● WORK REQUIRED
The records beneath should be restated word for word.

● EXERCISE MATERIAL
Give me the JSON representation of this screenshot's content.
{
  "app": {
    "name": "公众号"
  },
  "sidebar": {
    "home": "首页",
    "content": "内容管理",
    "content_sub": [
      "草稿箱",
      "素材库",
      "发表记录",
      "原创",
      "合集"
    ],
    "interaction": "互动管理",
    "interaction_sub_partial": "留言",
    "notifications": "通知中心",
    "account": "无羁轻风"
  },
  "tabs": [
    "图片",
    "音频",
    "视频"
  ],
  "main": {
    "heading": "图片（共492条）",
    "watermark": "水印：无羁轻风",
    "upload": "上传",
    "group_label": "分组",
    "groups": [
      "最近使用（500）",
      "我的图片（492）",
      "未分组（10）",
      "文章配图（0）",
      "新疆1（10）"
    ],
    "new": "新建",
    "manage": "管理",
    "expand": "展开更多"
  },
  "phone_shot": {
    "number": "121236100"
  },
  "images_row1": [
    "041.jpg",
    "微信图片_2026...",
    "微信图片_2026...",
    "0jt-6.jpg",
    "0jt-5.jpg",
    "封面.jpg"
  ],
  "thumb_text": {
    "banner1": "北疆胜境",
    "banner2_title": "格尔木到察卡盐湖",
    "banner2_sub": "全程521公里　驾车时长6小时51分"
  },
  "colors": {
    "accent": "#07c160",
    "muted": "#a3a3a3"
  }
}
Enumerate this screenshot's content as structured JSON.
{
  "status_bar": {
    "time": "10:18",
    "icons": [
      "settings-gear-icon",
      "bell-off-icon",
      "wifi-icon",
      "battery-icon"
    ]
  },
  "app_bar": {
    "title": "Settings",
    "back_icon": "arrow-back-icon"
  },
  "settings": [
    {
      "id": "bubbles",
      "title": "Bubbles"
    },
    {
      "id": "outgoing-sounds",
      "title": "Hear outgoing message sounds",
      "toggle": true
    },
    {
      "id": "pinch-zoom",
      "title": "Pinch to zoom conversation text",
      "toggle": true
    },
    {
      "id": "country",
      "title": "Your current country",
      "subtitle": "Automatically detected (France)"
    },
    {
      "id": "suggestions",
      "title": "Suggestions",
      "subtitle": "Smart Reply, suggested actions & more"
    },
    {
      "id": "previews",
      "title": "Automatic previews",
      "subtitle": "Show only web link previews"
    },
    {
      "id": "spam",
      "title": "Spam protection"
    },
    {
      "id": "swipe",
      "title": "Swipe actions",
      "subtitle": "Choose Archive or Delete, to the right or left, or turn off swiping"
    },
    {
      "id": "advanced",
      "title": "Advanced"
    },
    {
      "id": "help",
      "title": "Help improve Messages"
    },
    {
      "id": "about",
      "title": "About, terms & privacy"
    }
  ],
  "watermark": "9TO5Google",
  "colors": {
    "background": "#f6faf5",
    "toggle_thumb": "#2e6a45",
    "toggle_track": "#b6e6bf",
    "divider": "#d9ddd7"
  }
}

● OUTPUT BELOW
Give me the JSON representation of this screenshot's content.
{
  "app": {
    "name": "公众号"
  },
  "sidebar": {
    "home": "首页",
    "content": "内容管理",
    "content_sub": [
      "草稿箱",
      "素材库",
      "发表记录",
      "原创",
      "合集"
    ],
    "interaction": "互动管理",
    "interaction_sub_partial": "留言",
    "notifications": "通知中心",
    "account": "无羁轻风"
  },
  "tabs": [
    "图片",
    "音频",
    "视频"
  ],
  "main": {
    "heading": "图片（共492条）",
    "watermark": "水印：无羁轻风",
    "upload": "上传",
    "group_label": "分组",
    "groups": [
      "最近使用（500）",
      "我的图片（492）",
      "未分组（10）",
      "文章配图（0）",
      "新疆1（10）"
    ],
    "new": "新建",
    "manage": "管理",
    "expand": "展开更多"
  },
  "phone_shot": {
    "number": "121236100"
  },
  "images_row1": [
    "041.jpg",
    "微信图片_2026...",
    "微信图片_2026...",
    "0jt-6.jpg",
    "0jt-5.jpg",
    "封面.jpg"
  ],
  "thumb_text": {
    "banner1": "北疆胜境",
    "banner2_title": "格尔木到察卡盐湖",
    "banner2_sub": "全程521公里　驾车时长6小时51分"
  },
  "colors": {
    "accent": "#07c160",
    "muted": "#a3a3a3"
  }
}
Enumerate this screenshot's content as structured JSON.
{
  "status_bar": {
    "time": "10:18",
    "icons": [
      "settings-gear-icon",
      "bell-off-icon",
      "wifi-icon",
      "battery-icon"
    ]
  },
  "app_bar": {
    "title": "Settings",
    "back_icon": "arrow-back-icon"
  },
  "settings": [
    {
      "id": "bubbles",
      "title": "Bubbles"
    },
    {
      "id": "outgoing-sounds",
      "title": "Hear outgoing message sounds",
      "toggle": true
    },
    {
      "id": "pinch-zoom",
      "title": "Pinch to zoom conversation text",
      "toggle": true
    },
    {
      "id": "country",
      "title": "Your current country",
      "subtitle": "Automatically detected (France)"
    },
    {
      "id": "suggestions",
      "title": "Suggestions",
      "subtitle": "Smart Reply, suggested actions & more"
    },
    {
      "id": "previews",
      "title": "Automatic previews",
      "subtitle": "Show only web link previews"
    },
    {
      "id": "spam",
      "title": "Spam protection"
    },
    {
      "id": "swipe",
      "title": "Swipe actions",
      "subtitle": "Choose Archive or Delete, to the right or left, or turn off swiping"
    },
    {
      "id": "advanced",
      "title": "Advanced"
    },
    {
      "id": "help",
      "title": "Help improve Messages"
    },
    {
      "id": "about",
      "title": "About, terms & privacy"
    }
  ],
  "watermark": "9TO5Google",
  "colors": {
    "background": "#f6faf5",
    "toggle_thumb": "#2e6a45",
    "toggle_track": "#b6e6bf",
    "divider": "#d9ddd7"
  }
}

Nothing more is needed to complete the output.